* [Exercise brief] The job is to find each line of the records below that includes the word "true" and copy it.

* [Records for processing]
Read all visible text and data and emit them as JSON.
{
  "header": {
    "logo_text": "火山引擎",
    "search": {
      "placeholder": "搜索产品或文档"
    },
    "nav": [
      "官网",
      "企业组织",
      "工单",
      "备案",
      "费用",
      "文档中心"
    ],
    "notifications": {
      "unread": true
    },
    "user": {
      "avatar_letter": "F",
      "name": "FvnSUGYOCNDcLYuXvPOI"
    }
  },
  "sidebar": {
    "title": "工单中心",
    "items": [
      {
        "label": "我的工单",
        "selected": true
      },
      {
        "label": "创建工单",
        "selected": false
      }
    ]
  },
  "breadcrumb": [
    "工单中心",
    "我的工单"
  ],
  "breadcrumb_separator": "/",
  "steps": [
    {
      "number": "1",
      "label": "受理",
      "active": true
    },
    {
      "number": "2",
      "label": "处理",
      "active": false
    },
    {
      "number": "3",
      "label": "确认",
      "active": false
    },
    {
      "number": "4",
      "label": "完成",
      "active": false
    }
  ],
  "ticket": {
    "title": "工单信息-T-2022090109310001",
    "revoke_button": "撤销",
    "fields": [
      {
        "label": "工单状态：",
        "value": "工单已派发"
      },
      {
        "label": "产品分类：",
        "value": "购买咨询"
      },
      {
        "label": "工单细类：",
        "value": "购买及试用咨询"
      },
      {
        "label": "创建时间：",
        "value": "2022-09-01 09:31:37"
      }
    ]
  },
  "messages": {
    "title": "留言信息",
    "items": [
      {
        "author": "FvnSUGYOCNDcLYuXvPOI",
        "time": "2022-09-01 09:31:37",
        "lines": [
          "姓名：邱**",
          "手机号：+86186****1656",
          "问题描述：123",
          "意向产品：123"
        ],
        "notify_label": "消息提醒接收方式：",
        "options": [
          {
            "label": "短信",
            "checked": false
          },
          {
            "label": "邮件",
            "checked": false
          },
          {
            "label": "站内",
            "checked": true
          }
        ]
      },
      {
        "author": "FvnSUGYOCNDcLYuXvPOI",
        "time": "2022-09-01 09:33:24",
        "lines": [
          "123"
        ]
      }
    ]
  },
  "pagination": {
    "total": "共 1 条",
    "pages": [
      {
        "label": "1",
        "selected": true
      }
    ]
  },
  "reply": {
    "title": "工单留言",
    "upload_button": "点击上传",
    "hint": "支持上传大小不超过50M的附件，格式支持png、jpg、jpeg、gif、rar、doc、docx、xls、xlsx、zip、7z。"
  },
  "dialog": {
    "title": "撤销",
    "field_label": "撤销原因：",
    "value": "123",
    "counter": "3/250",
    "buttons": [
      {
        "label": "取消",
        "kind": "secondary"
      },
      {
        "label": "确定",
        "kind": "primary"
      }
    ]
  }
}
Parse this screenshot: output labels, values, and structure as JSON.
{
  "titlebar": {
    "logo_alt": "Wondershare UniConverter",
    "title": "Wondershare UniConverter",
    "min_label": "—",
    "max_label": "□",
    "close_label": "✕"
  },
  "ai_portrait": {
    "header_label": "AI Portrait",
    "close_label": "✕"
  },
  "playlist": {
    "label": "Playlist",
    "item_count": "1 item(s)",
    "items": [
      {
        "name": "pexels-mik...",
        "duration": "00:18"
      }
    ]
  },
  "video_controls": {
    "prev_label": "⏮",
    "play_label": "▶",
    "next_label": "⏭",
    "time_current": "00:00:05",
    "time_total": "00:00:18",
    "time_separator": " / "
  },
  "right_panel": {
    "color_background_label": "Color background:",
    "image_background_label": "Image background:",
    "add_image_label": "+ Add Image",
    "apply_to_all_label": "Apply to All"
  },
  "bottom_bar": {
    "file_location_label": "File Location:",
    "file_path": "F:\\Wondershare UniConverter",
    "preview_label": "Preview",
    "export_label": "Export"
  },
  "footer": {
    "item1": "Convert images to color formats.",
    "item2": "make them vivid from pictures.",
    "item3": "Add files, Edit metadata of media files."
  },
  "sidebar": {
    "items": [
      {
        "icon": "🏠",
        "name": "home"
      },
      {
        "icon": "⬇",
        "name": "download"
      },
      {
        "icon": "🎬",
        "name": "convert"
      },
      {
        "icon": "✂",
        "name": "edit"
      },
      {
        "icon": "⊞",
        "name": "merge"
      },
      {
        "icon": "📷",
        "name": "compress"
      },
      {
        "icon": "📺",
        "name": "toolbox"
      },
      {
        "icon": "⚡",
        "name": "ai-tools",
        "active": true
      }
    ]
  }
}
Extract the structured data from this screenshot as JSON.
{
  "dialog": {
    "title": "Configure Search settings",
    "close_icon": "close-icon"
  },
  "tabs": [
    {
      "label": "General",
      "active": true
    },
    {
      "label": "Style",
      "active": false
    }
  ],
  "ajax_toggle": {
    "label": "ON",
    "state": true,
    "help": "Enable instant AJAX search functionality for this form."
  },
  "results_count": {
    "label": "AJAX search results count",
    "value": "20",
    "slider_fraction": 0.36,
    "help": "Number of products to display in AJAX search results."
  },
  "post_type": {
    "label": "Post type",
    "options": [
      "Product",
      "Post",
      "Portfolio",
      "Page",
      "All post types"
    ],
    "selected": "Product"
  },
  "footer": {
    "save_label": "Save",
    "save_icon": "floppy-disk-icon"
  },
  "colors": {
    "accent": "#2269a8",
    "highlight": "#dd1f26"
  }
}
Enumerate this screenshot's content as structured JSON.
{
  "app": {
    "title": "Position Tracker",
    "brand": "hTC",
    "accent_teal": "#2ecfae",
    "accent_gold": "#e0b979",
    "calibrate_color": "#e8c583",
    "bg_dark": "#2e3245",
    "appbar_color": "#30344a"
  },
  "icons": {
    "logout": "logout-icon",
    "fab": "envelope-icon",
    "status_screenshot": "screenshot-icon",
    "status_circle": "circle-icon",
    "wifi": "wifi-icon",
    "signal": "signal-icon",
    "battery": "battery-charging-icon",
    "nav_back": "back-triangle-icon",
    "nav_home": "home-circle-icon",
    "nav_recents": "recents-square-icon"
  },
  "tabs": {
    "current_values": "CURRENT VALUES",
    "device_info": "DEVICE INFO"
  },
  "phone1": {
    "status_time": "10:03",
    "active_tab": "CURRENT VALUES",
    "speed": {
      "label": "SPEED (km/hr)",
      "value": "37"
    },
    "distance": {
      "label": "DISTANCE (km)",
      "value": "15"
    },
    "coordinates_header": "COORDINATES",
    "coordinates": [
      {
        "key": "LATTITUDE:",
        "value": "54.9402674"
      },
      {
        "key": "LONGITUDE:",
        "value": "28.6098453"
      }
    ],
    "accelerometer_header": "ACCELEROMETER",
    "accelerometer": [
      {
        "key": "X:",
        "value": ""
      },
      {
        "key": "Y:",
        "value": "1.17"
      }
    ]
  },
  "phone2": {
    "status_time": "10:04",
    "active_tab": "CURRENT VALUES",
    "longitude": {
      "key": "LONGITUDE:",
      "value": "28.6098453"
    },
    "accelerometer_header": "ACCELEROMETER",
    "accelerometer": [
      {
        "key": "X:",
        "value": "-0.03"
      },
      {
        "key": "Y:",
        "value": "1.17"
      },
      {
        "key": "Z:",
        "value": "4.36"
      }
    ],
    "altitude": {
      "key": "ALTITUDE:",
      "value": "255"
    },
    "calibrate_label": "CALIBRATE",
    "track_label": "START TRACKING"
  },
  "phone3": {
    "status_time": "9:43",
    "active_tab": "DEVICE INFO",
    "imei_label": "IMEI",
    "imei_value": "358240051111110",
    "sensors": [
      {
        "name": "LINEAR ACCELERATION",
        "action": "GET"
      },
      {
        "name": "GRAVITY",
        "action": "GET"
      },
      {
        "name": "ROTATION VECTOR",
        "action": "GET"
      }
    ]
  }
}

* [Answer section]
      "unread": true
        "selected": true
      "active": true
            "checked": true
        "selected": true
        "active": true
      "active": true
    "state": true,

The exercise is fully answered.